WORKING DATA
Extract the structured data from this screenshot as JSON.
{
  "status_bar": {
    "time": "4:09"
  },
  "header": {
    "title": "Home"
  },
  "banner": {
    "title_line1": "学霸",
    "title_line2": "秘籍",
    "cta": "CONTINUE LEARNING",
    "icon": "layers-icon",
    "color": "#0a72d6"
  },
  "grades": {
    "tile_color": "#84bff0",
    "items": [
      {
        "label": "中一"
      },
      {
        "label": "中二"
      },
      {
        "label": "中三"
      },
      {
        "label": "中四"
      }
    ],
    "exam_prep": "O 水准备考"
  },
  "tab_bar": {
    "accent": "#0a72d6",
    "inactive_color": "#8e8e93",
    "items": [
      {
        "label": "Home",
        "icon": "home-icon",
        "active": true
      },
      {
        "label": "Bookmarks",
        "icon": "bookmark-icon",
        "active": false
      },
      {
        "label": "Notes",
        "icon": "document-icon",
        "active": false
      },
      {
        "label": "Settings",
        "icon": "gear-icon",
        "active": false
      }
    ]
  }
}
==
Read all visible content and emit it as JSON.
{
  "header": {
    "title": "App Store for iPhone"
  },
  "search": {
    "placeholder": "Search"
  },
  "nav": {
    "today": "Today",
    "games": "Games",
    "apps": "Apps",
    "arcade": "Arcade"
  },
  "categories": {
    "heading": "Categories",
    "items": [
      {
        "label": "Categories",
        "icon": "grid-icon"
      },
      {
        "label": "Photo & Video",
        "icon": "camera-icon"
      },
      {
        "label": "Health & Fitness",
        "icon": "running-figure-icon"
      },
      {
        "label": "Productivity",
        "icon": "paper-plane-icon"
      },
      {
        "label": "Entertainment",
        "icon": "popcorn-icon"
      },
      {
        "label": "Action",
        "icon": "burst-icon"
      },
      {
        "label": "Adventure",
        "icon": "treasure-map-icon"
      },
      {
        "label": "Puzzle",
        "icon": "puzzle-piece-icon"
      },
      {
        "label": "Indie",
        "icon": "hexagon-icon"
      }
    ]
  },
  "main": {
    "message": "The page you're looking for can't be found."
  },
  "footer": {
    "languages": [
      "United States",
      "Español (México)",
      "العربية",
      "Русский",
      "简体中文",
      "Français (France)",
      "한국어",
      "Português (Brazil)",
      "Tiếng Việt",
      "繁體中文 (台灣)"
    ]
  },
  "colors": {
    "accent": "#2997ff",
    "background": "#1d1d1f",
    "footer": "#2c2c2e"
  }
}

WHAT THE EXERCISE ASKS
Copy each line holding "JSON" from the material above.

EXPECTED OUTPUT
Extract the structured data from this screenshot as JSON.
Read all visible content and emit it as JSON.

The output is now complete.